    Many of our NFC issues today track back to the same problems of benefit resolution. We must establish a pecking-order of payment and access that benefits the guest/customer over the service provider. Automated payment ecosystems that don't provide a beneficial process for the guest/customer are simply doomed to be discarded as Peter's referenced article points out. Put another way, if the ecosystem does not correctly provide the best benefit to the user, the user will find a way to overcome the system or abandon it.

    Expanding CRM and loyalty systems add another benefit dimension, the customers’ preferences add another layer of complex benefits. Customers will always figure out when they have "been had" by a bad system, and they will act to prevent being impacted again by not using whatever the creators of technology think is cool. Until we focus on benefit resolution by either P2P or other methods, and apply a few old-school “Disney Rules,” we will continue to have technology hoping for mass adoption.
    eblilly
  • Aw my heart bleeds

    I do really feel sorry for Londonders, massive transport network ever increasing in size with massive overground rail network, biggest underground in the world, huge bus and tram and river networks. And now cross rail.

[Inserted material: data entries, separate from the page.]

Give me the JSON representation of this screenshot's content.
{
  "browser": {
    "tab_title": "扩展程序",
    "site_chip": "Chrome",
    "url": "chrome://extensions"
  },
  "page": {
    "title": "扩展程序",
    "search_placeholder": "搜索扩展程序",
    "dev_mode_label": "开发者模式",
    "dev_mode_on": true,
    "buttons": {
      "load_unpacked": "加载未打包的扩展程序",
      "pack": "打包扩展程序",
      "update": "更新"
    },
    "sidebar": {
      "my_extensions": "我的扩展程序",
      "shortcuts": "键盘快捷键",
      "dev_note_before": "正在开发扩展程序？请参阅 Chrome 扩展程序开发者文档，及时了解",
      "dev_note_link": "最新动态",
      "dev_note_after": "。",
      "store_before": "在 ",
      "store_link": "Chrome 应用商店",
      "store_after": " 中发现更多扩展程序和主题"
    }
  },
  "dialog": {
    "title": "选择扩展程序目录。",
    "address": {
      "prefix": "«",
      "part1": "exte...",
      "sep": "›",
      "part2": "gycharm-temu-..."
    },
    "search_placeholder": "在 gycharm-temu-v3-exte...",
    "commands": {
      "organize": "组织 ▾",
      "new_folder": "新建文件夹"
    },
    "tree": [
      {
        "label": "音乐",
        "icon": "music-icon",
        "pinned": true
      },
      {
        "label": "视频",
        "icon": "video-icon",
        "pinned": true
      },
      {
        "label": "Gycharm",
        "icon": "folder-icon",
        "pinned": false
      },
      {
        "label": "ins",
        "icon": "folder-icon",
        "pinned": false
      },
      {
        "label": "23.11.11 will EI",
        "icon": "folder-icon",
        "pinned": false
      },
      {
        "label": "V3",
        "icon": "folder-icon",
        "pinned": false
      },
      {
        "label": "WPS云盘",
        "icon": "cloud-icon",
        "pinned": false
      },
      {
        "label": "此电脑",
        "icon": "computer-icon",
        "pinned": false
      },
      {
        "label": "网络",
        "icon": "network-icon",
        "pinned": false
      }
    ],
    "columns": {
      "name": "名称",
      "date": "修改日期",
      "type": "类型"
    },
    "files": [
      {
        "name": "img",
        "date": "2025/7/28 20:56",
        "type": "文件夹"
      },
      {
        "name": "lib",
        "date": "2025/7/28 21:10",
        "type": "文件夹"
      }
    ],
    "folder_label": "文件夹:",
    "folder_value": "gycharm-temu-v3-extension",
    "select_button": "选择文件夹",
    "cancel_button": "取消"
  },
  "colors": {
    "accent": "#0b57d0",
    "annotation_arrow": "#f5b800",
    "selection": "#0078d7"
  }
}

    Come and try living in the North East of England (Teesside/East Durham areas specifically) where there is barely a bus network, its unreliable, the few trains we do have are old and dirty, late and expensive. Oyster, whats that?, no chance! and there are few places that accept contactless payment.

    There is massive over-investment by central Government in London (especially around transport) and this is leading to over-population of the South East/London and strain on resources. If the Govt. invested similar amounts across the UK you would find people moving out of the capital and spread the burden on resources around the UK benefiting everyone. This Government and Londoners need to realise that they have a responsibility to the whole of the UK and must stop being so London centric.

    I wish the big thing I had to worry about all day was can I carry and Oyster card and contactless credit card.
    benrattyUK